▶ Work task: How many lines below contain the word "time"? Give only the number.

▶ Exercise data:
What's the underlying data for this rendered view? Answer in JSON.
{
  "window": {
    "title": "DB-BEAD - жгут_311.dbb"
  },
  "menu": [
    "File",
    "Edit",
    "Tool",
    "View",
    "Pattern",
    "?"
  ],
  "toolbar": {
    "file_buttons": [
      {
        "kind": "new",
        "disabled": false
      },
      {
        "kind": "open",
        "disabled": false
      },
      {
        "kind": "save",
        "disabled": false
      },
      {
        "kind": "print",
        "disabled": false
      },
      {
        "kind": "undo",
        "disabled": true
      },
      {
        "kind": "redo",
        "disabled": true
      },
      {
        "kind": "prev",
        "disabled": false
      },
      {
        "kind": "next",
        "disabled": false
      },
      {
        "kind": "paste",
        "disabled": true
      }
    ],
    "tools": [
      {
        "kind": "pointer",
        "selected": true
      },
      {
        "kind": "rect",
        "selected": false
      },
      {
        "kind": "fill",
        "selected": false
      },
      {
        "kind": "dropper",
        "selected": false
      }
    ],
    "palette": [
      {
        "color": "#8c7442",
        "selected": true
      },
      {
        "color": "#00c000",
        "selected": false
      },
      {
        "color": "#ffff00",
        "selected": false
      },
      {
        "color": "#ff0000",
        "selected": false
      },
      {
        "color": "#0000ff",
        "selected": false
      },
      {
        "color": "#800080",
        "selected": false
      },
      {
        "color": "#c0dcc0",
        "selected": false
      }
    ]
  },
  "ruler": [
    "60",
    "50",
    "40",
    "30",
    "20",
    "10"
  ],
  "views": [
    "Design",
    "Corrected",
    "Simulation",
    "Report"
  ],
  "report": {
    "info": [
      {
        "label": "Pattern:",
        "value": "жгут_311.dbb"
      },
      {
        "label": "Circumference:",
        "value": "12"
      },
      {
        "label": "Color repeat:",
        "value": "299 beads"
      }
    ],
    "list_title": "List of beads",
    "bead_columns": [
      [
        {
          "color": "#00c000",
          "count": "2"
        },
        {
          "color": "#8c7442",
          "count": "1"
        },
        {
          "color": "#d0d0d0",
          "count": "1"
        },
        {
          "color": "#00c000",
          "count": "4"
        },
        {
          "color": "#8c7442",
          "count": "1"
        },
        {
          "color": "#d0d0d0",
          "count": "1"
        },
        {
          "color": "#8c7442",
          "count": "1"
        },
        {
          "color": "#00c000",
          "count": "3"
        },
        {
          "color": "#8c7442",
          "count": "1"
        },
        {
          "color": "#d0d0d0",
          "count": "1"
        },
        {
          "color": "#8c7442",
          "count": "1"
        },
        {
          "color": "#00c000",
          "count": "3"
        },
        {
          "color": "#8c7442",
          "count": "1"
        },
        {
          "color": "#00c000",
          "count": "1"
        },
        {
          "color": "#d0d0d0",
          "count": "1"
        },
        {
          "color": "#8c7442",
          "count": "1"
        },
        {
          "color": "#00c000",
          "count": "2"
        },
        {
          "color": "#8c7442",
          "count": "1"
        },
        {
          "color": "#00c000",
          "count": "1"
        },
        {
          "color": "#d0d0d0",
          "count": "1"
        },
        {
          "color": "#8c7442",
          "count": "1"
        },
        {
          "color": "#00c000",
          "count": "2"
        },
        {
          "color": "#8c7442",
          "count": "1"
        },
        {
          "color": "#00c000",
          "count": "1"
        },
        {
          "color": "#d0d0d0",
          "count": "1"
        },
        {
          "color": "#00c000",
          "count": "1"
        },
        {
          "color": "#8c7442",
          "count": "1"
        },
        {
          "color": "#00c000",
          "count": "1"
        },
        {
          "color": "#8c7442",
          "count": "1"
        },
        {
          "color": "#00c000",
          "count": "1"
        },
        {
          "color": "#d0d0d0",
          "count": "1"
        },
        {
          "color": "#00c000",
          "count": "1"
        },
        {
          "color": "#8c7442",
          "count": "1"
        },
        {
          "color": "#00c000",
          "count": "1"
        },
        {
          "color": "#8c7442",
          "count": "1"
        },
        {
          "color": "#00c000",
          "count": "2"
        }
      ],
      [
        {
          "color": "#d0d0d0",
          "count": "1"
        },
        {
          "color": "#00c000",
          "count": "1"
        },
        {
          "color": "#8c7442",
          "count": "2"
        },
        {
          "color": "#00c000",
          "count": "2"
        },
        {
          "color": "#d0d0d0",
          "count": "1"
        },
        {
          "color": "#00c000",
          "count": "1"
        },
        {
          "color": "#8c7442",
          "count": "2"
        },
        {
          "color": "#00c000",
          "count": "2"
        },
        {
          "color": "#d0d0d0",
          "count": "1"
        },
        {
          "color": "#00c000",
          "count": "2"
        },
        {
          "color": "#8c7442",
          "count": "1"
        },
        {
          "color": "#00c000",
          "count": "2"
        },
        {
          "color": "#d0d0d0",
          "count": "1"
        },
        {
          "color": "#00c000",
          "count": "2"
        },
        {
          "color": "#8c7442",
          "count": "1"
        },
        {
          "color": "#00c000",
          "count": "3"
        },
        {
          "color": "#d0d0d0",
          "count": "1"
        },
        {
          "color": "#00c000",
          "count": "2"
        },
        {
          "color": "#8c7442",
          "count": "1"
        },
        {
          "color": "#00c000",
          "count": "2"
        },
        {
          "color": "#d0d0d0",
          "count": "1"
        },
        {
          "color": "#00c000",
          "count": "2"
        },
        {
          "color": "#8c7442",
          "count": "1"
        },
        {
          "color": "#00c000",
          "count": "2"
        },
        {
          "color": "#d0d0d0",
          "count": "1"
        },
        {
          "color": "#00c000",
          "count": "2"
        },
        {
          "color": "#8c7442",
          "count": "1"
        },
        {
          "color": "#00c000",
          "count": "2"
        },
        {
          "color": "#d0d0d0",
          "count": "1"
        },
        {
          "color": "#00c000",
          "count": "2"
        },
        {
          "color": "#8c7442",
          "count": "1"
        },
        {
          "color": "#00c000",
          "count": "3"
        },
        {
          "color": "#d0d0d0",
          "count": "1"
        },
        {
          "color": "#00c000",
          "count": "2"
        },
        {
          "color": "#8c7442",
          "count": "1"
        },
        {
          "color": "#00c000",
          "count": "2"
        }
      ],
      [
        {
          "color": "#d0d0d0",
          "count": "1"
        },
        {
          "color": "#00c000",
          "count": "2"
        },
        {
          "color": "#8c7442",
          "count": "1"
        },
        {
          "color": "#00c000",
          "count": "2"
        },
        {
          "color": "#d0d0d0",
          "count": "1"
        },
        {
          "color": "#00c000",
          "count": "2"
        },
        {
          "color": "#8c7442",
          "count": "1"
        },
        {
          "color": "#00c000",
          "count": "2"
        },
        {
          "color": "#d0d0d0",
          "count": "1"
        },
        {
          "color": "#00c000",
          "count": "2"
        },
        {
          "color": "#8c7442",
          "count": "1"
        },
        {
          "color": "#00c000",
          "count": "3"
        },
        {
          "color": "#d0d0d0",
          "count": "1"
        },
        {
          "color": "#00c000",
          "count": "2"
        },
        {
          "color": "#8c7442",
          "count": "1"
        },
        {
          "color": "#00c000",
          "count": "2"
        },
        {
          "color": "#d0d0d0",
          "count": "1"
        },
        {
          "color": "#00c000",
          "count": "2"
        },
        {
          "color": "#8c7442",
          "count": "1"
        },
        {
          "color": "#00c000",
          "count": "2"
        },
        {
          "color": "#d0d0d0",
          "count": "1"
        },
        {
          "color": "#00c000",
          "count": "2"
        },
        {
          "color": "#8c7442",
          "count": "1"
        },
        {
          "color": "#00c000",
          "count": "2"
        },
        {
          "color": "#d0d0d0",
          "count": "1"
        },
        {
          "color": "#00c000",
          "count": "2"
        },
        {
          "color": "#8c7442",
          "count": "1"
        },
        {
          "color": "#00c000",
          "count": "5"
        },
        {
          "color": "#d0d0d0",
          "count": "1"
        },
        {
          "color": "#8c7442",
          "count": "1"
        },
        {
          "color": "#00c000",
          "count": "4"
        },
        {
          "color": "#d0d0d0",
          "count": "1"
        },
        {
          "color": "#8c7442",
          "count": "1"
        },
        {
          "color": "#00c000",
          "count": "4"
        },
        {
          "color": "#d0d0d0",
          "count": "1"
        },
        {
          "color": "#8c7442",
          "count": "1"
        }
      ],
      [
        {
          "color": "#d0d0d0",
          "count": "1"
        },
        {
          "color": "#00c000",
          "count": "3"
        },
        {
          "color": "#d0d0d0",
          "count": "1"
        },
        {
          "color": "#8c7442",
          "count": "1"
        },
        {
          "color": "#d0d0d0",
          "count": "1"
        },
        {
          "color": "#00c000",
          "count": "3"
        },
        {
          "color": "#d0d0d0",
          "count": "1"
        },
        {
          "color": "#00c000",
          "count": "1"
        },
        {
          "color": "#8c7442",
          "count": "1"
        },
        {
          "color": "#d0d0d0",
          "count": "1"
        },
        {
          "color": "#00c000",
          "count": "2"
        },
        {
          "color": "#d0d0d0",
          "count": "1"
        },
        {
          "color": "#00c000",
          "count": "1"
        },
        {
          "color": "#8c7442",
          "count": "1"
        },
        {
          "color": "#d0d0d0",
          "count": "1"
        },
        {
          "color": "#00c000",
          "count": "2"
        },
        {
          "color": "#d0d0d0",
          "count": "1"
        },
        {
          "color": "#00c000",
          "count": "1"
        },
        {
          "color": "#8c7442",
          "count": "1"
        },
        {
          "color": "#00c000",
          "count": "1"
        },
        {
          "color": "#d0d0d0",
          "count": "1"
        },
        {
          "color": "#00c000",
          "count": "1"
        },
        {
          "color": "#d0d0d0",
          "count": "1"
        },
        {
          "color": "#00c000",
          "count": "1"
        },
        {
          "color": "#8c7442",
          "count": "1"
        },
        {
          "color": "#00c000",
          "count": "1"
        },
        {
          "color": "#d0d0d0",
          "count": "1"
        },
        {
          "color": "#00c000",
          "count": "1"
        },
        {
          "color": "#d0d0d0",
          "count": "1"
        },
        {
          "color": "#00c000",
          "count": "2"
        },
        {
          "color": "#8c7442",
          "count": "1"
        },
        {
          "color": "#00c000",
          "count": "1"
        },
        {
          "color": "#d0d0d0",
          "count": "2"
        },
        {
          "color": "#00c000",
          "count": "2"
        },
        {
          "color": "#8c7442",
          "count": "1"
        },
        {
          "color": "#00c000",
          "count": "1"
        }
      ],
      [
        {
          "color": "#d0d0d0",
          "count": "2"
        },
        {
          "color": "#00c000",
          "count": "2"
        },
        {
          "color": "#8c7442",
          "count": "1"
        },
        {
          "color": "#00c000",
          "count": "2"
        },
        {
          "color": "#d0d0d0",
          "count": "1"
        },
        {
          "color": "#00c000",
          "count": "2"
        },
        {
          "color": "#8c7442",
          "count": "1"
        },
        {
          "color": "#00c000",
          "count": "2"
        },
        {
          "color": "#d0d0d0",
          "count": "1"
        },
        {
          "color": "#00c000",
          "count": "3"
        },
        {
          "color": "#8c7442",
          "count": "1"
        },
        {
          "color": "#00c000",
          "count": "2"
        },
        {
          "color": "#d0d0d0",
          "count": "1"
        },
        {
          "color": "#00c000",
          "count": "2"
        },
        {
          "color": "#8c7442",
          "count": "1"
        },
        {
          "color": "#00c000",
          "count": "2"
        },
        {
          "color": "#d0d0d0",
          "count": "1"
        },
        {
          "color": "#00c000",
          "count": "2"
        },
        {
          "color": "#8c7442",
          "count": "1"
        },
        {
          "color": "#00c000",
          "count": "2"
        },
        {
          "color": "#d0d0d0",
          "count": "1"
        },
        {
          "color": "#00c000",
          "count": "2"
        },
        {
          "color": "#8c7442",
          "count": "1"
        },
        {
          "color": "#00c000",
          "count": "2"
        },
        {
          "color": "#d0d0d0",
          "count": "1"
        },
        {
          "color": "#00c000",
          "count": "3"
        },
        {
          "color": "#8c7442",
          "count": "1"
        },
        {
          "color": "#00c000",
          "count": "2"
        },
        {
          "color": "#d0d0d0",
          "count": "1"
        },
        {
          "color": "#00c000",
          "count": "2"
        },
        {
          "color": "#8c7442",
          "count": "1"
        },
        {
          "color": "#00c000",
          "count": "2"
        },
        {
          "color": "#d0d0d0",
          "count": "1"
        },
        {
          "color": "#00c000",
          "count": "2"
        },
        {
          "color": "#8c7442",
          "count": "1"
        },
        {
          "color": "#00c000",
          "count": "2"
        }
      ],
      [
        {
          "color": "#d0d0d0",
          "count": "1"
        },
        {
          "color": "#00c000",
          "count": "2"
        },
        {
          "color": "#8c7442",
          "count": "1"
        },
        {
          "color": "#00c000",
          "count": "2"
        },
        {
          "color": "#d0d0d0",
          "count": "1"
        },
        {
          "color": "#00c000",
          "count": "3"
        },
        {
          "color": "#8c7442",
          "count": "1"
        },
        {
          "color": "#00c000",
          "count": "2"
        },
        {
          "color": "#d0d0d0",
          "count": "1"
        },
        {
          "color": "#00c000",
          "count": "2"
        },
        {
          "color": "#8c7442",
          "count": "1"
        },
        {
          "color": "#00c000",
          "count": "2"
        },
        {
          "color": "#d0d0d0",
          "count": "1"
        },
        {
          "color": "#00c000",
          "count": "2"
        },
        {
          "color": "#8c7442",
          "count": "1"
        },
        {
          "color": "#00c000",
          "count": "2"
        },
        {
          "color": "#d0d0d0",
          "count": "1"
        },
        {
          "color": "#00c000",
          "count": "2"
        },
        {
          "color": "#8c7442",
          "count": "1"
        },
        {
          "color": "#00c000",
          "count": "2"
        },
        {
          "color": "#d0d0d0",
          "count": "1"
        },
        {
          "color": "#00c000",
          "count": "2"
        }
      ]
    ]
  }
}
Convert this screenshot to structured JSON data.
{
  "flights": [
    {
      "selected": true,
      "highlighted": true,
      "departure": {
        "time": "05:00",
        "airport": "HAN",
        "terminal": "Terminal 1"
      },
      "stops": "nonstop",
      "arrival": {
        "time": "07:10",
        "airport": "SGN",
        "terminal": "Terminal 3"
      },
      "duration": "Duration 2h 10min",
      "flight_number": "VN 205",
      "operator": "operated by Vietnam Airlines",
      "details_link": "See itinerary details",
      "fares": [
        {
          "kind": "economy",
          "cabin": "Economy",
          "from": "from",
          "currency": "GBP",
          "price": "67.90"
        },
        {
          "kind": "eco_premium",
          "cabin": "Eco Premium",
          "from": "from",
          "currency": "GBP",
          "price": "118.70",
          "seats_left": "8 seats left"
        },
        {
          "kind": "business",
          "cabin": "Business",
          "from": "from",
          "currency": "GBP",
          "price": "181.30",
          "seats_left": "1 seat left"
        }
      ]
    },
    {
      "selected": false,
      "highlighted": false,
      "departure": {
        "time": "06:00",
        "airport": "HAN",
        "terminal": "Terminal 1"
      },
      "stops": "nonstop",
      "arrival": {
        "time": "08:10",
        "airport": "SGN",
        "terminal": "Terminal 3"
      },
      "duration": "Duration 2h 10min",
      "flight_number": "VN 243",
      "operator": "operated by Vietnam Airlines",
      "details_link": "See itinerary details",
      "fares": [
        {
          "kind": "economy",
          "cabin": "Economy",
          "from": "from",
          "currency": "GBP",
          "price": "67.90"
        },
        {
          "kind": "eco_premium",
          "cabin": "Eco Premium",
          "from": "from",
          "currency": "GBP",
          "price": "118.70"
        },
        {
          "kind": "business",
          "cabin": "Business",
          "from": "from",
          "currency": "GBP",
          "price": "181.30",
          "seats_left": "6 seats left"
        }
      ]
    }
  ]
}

▶ Solution: 4